The influence of expeditions on 1960s fashion photography was celebrated brilliantly in the pages of leading magazines throughout the decade. This phenomenon is understandable, as the rise of youth styles and the deterioration of established fashion codes allowed photographers to experiment far beyond their studios. Magazine editors occasionally styled models in actual space suits and diving equipment. They also clad their models in outrageous fashions while diving in the ocean or standing on the frozen tundra.

China Machado, Russian Snow Leopard by James Terence Brady of Bonwit Teller, St. Donat, Quebec, June 25, 1962, photograph by Richard Avedon. © The Richard Avedon Foundation.

China Machado, Russian Snow Leopard by James Terence Brady of Bonwit Teller, St. Donat, Quebec, June 25, 1962, photograph by Richard Avedon. © The Richard Avedon Foundation.

Harper’s Bazaar, for example, created an editorial spread that was shot in a snowy landscape for the October 1962 issue.¹ Titled “Beautiful Barbarians” and captured by Richard Avedon, the model in the cover image (set on a vertical fold-out), as well as models shot on location and in studios, were swathed in furs such as civet, Mongolian lamb, and even Russian snow leopard. Editorial copy stated that Avedon “calls up the outer steppes of some unimagined frontier — and ambience of fearless, far-out, magnificence. Feathered, furred, leathered, or swathed in silks, his Beautiful Barbarians project is a proud, untamed, magnetism which all women may look to . . .”² The lead model in the spread was China Machado. Of Portuguese and Chinese/Indian descent, her non-western looks enhanced the “exotic” look of the “barbarian” images that, in turn, articulated the period’s racist view that indigenous peoples were less civilized than cultures south of the Arctic, an idea that continued decades after they were first denigrated by early European explorers.

Despite the less-than-enlightened approach of some fashion imagery, dramatic location shoots became a mainstay of Vogue magazine from 1963 to 1971, when Diana Vreeland was its editor-in-chief. Dynamic and highly creative, Vreeland consistently pushed the limits of fashion styling and photography throughout her decades-long career.

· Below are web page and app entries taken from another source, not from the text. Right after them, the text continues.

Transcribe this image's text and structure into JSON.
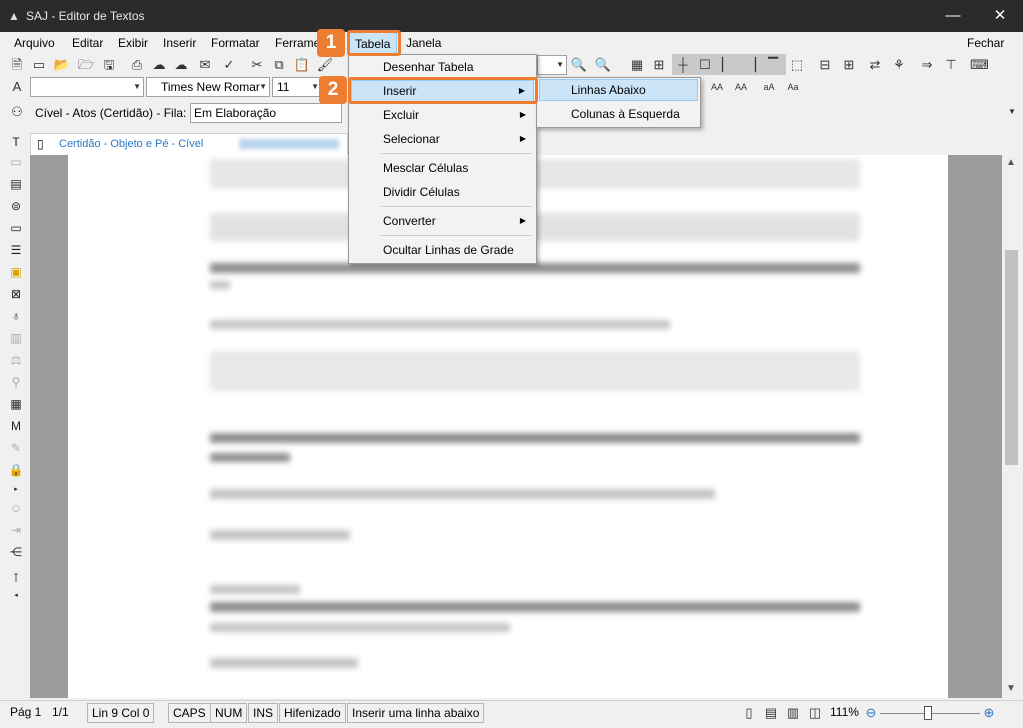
{
  "window": {
    "title": "SAJ - Editor de Textos",
    "minimize_glyph": "—",
    "close_glyph": "✕"
  },
  "menubar": {
    "items": [
      "Arquivo",
      "Editar",
      "Exibir",
      "Inserir",
      "Formatar",
      "Ferrame",
      "Tabela",
      "Janela"
    ],
    "close_label": "Fechar",
    "active_item": "Tabela"
  },
  "format": {
    "font": "Times New Romar",
    "size": "11"
  },
  "pane": {
    "label": "Cível - Atos (Certidão) - Fila:",
    "fila_value": "Em Elaboração"
  },
  "doc_tab": {
    "title": "Certidão - Objeto e Pé - Cível"
  },
  "tabela_menu": {
    "items": [
      {
        "label": "Desenhar Tabela",
        "submenu": false
      },
      {
        "label": "Inserir",
        "submenu": true
      },
      {
        "label": "Excluir",
        "submenu": true
      },
      {
        "label": "Selecionar",
        "submenu": true
      },
      {
        "label": "Mesclar Células",
        "submenu": false
      },
      {
        "label": "Dividir Células",
        "submenu": false
      },
      {
        "label": "Converter",
        "submenu": true
      },
      {
        "label": "Ocultar Linhas de Grade",
        "submenu": false
      }
    ],
    "highlighted": "Inserir"
  },
  "inserir_submenu": {
    "items": [
      "Linhas Abaixo",
      "Colunas à Esquerda"
    ],
    "highlighted": "Linhas Abaixo"
  },
  "callouts": {
    "step1": "1",
    "step2": "2",
    "color": "#ed7d31"
  },
  "statusbar": {
    "page": "Pág 1",
    "page_count": "1/1",
    "position": "Lin 9  Col 0",
    "caps": "CAPS",
    "num": "NUM",
    "ins": "INS",
    "hifenizado": "Hifenizado",
    "hint": "Inserir uma linha abaixo",
    "zoom": "111%"
  }
}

She was among the first editors to oversee location shoots around the world while an editor at Harper’s Bazaar during World War II. By the time she arrived at Vogue, Vreeland not only expanded the scope of travel to exotic locations, she amped up the glamour quotient and sense of daring.